Marijuana usage across the 3 grades revealed a consistent decline beginning in the mid-1990s; nevertheless, the pattern in marijuana use has actually stalled, with occurrence rates staying stable over the previous 5 years. Drug abuse describes a set of related conditions related to the intake of mind- and behavior-altering compounds that have unfavorable behavioral and health outcomes.
In addition to the considerable health implications, drug abuse has been a flash-point in the criminal justice system and a major focal point in discussions about social values: individuals argue over whether substance abuse is an illness with hereditary and biological foundations or a matter of individual choice. Advances in research study have led to the advancement of evidence-based strategies to efficiently attend to drug abuse.
There is now a much deeper understanding of compound abuse as a disorder that establishes in teenage years and, for some individuals, will develop into a persistent health problem that will need lifelong tracking and care. what is comorbid substance abuse. Improved examination of community-level prevention has actually enhanced scientists' understanding of ecological and social elements that add to the initiation and abuse of alcohol and illegal drugs, leading to a more advanced understanding of how to carry out evidence-based techniques in particular social and cultural settings.
Improvements have focused on the advancement of better clinical interventions through research study and increasing the abilities and certifications of treatment companies. Recently, the impact of substance and alcoholic abuse has been noteworthy across a number of areas, consisting of the following: Adolescent abuse of prescription drugs has actually continued to rise over the previous 5 years (what substance abuse leads to).
It is thought that 2 elements have caused the boost in abuse. First, the accessibility of prescription drugs is increasing from lots of sources, consisting of the family medication cabinet, the Internet, and doctors. Second, lots of adolescents believe that prescription drugs are more secure to take than street drugs.2 Military operations in Iraq and Afghanistan have placed a great strain on military personnel and their families.
Information from the Drug Abuse and Mental Health Services Administration (SAMSHA) National Survey on Substance Abuse and Health show that from 2004 to 2006, 7.1 percent of veterans (an approximated 1.8 million people) had a substance use disorder in the past year.3 In addition, as the Federal Federal government starts to carry out health reform legislation, it will focus attention on offering services for individuals with psychological disease and substance utilize conditions, consisting of brand-new chances for access to and protection of treatment and avoidance services.
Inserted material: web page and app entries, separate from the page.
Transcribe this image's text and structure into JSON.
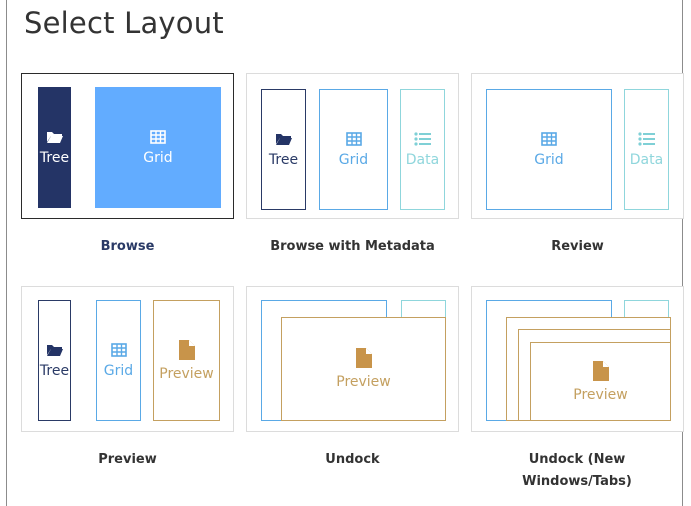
{
  "title": "Select Layout",
  "selected": "Browse",
  "colors": {
    "navy": "#243466",
    "blue": "#62acff",
    "blue_line": "#5aa9e6",
    "teal": "#8fd6dc",
    "gold": "#c4a060"
  },
  "panes": {
    "tree": "Tree",
    "grid": "Grid",
    "data": "Data",
    "preview": "Preview"
  },
  "icons": {
    "tree": "folder-icon",
    "grid": "table-icon",
    "data": "list-icon",
    "preview": "document-icon"
  },
  "layouts": [
    {
      "label": "Browse"
    },
    {
      "label": "Browse with Metadata"
    },
    {
      "label": "Review"
    },
    {
      "label": "Preview"
    },
    {
      "label": "Undock"
    },
    {
      "label": "Undock (New Windows/Tabs)"
    }
  ]
}
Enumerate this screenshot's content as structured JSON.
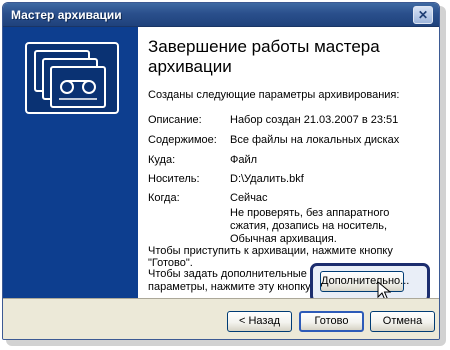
{
  "window": {
    "title": "Мастер архивации",
    "close_glyph": "✕"
  },
  "page": {
    "heading": "Завершение работы мастера архивации",
    "intro": "Созданы следующие параметры архивирования:",
    "details": [
      {
        "label": "Описание:",
        "value": "Набор создан 21.03.2007 в 23:51"
      },
      {
        "label": "Содержимое:",
        "value": "Все файлы на локальных дисках"
      },
      {
        "label": "Куда:",
        "value": "Файл"
      },
      {
        "label": "Носитель:",
        "value": "D:\\Удалить.bkf"
      },
      {
        "label": "Когда:",
        "value": "Сейчас"
      }
    ],
    "options_note": "Не проверять, без аппаратного сжатия, дозапись на носитель, Обычная архивация.",
    "start_hint": "Чтобы приступить к архивации, нажмите кнопку \"Готово\".",
    "advanced_hint": "Чтобы задать дополнительные параметры, нажмите эту кнопку.",
    "advanced_button": "Дополнительно..."
  },
  "footer": {
    "back_button": "< Назад",
    "finish_button": "Готово",
    "cancel_button": "Отмена"
  },
  "colors": {
    "titlebar": "#2a4f8c",
    "sidebar": "#0d3e8f",
    "highlight_border": "#1c2d6e"
  }
}
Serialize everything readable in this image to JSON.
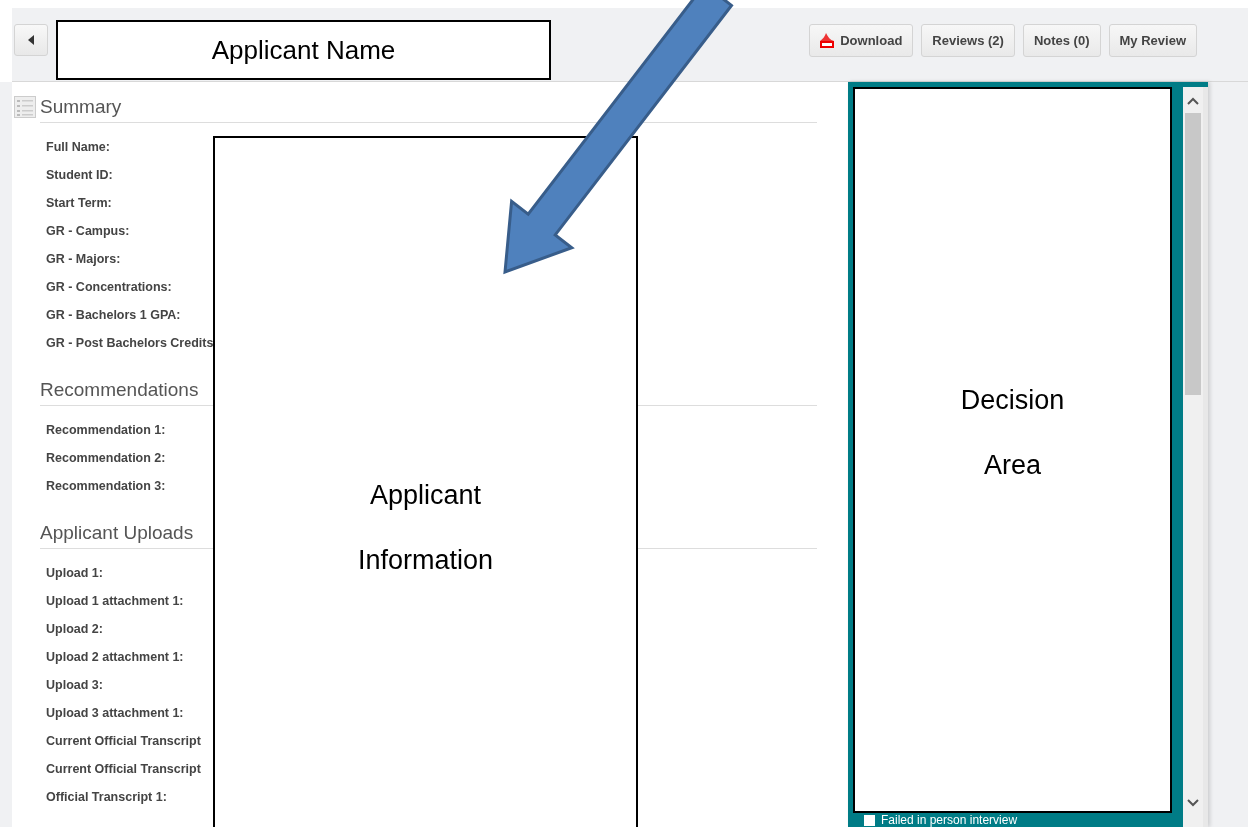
{
  "header": {
    "title_box": "Applicant Name",
    "buttons": [
      {
        "label": "Download",
        "kind": "pdf"
      },
      {
        "label": "Reviews (2)",
        "kind": "plain"
      },
      {
        "label": "Notes (0)",
        "kind": "plain"
      },
      {
        "label": "My Review",
        "kind": "plain"
      }
    ]
  },
  "sections": [
    {
      "title": "Summary",
      "kind": "with-icon",
      "fields": [
        "Full Name:",
        "Student ID:",
        "Start Term:",
        "GR - Campus:",
        "GR - Majors:",
        "GR - Concentrations:",
        "GR - Bachelors 1 GPA:",
        "GR - Post Bachelors Credits"
      ]
    },
    {
      "title": "Recommendations",
      "kind": "plain",
      "fields": [
        "Recommendation 1:",
        "Recommendation 2:",
        "Recommendation 3:"
      ]
    },
    {
      "title": "Applicant Uploads",
      "kind": "plain",
      "fields": [
        "Upload 1:",
        "Upload 1 attachment 1:",
        "Upload 2:",
        "Upload 2 attachment 1:",
        "Upload 3:",
        "Upload 3 attachment 1:",
        "Current Official Transcript",
        "Current Official Transcript",
        "Official Transcript 1:"
      ]
    }
  ],
  "applicant_info": {
    "lines": [
      "Applicant",
      "Information"
    ]
  },
  "decision": {
    "lines": [
      "Decision",
      "Area"
    ],
    "checkbox": {
      "label": "Failed in person interview",
      "checked": false
    }
  }
}
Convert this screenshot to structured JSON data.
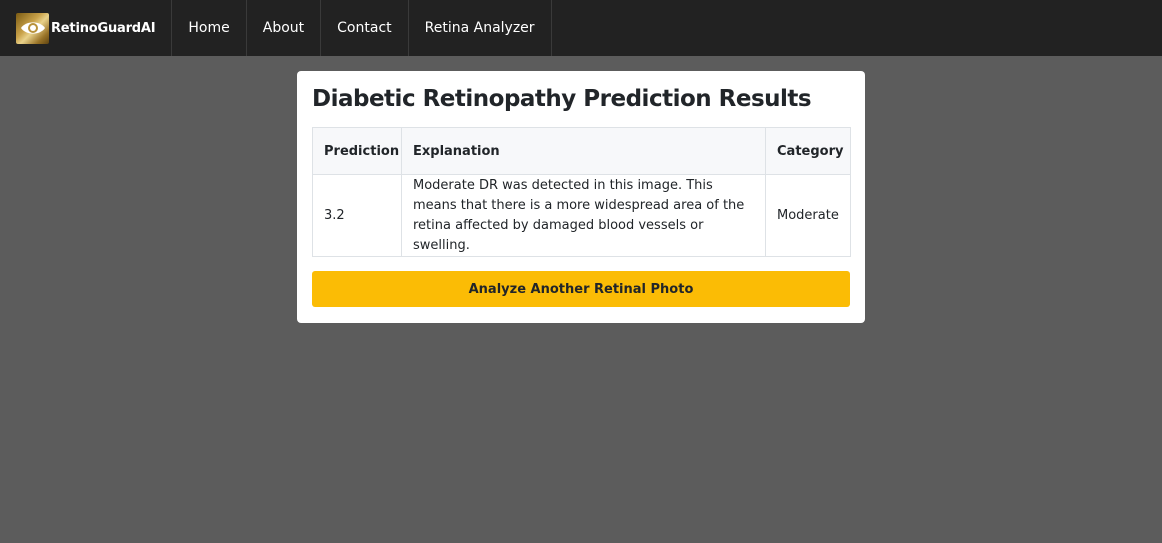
{
  "navbar": {
    "brand": "RetinoGuardAI",
    "links": [
      {
        "label": "Home"
      },
      {
        "label": "About"
      },
      {
        "label": "Contact"
      },
      {
        "label": "Retina Analyzer"
      }
    ]
  },
  "results": {
    "title": "Diabetic Retinopathy Prediction Results",
    "table": {
      "headers": [
        "Prediction",
        "Explanation",
        "Category"
      ],
      "rows": [
        {
          "prediction": "3.2",
          "explanation": "Moderate DR was detected in this image. This means that there is a more widespread area of the retina affected by damaged blood vessels or swelling.",
          "category": "Moderate"
        }
      ]
    },
    "button_label": "Analyze Another Retinal Photo"
  },
  "colors": {
    "navbar_bg": "#222222",
    "page_bg": "#5c5c5c",
    "button_bg": "#fbbc05",
    "brand_gold": "#c9a24a"
  }
}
Healthy Individuals 2010 midcourse review: Focus location 26, substance abuse [Web] Washington: HHS; 2006 [cited 2010 April 12] Readily available from: http://www.healthypeople.gov/2010/Data/midcourse/pdf/FA26.pdf [PDF - 1.36 MB] 2National Institutes of Health, National Institute on Drug Abuse (NIDA). Prescription Drug Abuse: A Research Update from the National Institute on Drug Abuse [Web] Bethesda, MD: NIDA; 2011 Dec [cited 2017 Aug 23].